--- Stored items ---
════
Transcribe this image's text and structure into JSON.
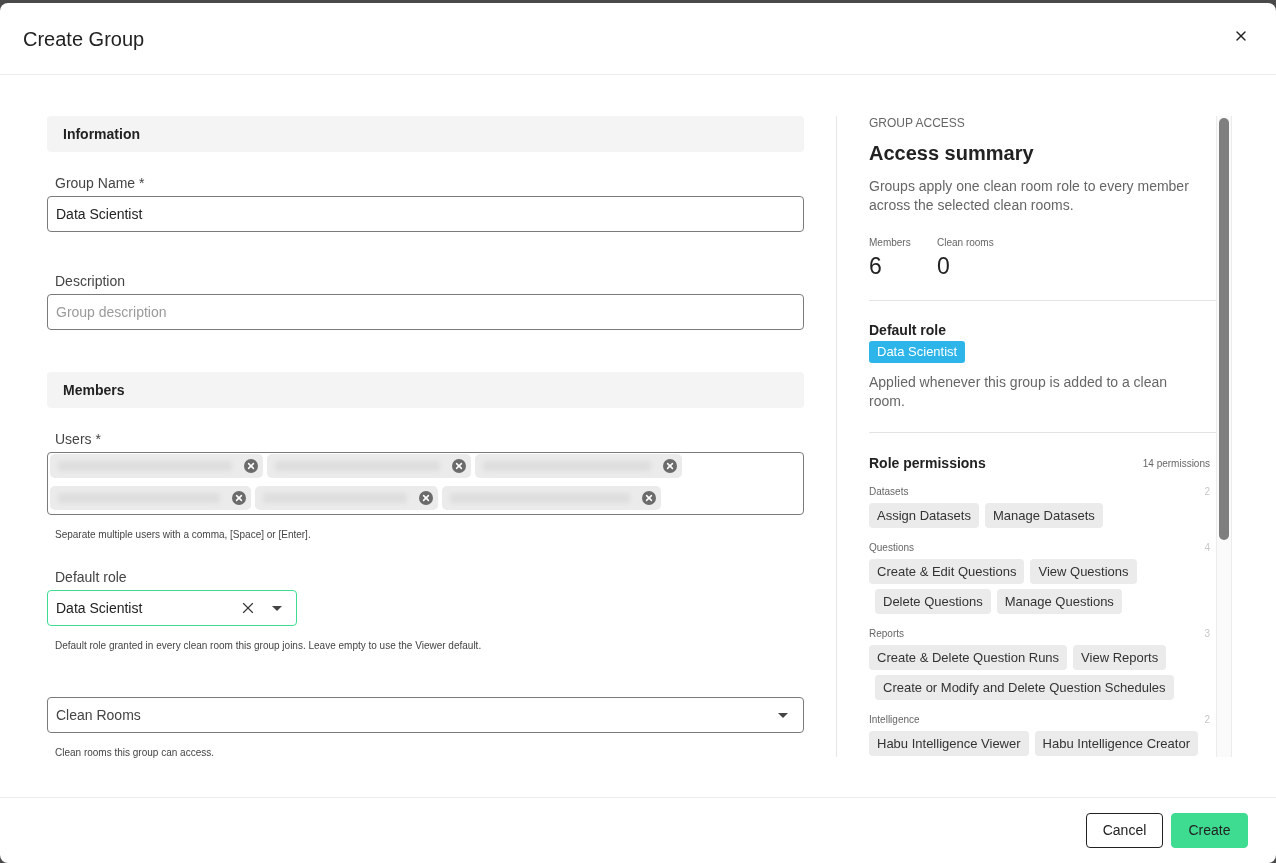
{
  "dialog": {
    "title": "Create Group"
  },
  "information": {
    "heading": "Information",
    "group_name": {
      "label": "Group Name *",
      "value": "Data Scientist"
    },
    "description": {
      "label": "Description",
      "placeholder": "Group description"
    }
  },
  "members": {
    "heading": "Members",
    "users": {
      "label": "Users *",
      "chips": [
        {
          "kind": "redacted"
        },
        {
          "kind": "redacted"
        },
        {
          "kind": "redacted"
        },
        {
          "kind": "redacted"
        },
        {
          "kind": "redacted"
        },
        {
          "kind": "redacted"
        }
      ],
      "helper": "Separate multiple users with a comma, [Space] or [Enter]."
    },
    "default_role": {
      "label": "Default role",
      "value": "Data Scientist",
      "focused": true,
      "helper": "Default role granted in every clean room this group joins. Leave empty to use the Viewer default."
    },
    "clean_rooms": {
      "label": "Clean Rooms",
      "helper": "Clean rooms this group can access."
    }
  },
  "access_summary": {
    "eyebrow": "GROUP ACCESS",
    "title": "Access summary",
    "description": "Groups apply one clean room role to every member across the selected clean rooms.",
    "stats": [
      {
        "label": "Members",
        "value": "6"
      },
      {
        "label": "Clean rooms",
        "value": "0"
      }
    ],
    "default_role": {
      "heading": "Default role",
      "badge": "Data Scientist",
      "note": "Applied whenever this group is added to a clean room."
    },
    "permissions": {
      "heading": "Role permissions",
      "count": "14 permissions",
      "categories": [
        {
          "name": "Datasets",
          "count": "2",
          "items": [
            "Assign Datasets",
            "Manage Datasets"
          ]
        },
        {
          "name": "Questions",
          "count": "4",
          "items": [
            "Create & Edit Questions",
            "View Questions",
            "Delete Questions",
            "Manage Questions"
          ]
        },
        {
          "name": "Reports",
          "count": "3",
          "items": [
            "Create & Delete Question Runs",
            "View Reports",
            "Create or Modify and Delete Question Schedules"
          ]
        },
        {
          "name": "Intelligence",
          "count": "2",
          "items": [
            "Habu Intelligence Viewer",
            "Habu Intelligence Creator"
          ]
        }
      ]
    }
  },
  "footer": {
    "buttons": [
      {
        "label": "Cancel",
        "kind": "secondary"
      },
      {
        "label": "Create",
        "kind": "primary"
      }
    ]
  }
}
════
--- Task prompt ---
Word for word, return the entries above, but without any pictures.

--- Answer space ---
Transcribe this image's text and structure into JSON.
{
  "dialog": {
    "title": "Create Group"
  },
  "information": {
    "heading": "Information",
    "group_name": {
      "label": "Group Name *",
      "value": "Data Scientist"
    },
    "description": {
      "label": "Description",
      "placeholder": "Group description"
    }
  },
  "members": {
    "heading": "Members",
    "users": {
      "label": "Users *",
      "chips": [
        {
          "kind": "redacted"
        },
        {
          "kind": "redacted"
        },
        {
          "kind": "redacted"
        },
        {
          "kind": "redacted"
        },
        {
          "kind": "redacted"
        },
        {
          "kind": "redacted"
        }
      ],
      "helper": "Separate multiple users with a comma, [Space] or [Enter]."
    },
    "default_role": {
      "label": "Default role",
      "value": "Data Scientist",
      "focused": true,
      "helper": "Default role granted in every clean room this group joins. Leave empty to use the Viewer default."
    },
    "clean_rooms": {
      "label": "Clean Rooms",
      "helper": "Clean rooms this group can access."
    }
  },
  "access_summary": {
    "eyebrow": "GROUP ACCESS",
    "title": "Access summary",
    "description": "Groups apply one clean room role to every member across the selected clean rooms.",
    "stats": [
      {
        "label": "Members",
        "value": "6"
      },
      {
        "label": "Clean rooms",
        "value": "0"
      }
    ],
    "default_role": {
      "heading": "Default role",
      "badge": "Data Scientist",
      "note": "Applied whenever this group is added to a clean room."
    },
    "permissions": {
      "heading": "Role permissions",
      "count": "14 permissions",
      "categories": [
        {
          "name": "Datasets",
          "count": "2",
          "items": [
            "Assign Datasets",
            "Manage Datasets"
          ]
        },
        {
          "name": "Questions",
          "count": "4",
          "items": [
            "Create & Edit Questions",
            "View Questions",
            "Delete Questions",
            "Manage Questions"
          ]
        },
        {
          "name": "Reports",
          "count": "3",
          "items": [
            "Create & Delete Question Runs",
            "View Reports",
            "Create or Modify and Delete Question Schedules"
          ]
        },
        {
          "name": "Intelligence",
          "count": "2",
          "items": [
            "Habu Intelligence Viewer",
            "Habu Intelligence Creator"
          ]
        }
      ]
    }
  },
  "footer": {
    "buttons": [
      {
        "label": "Cancel",
        "kind": "secondary"
      },
      {
        "label": "Create",
        "kind": "primary"
      }
    ]
  }
}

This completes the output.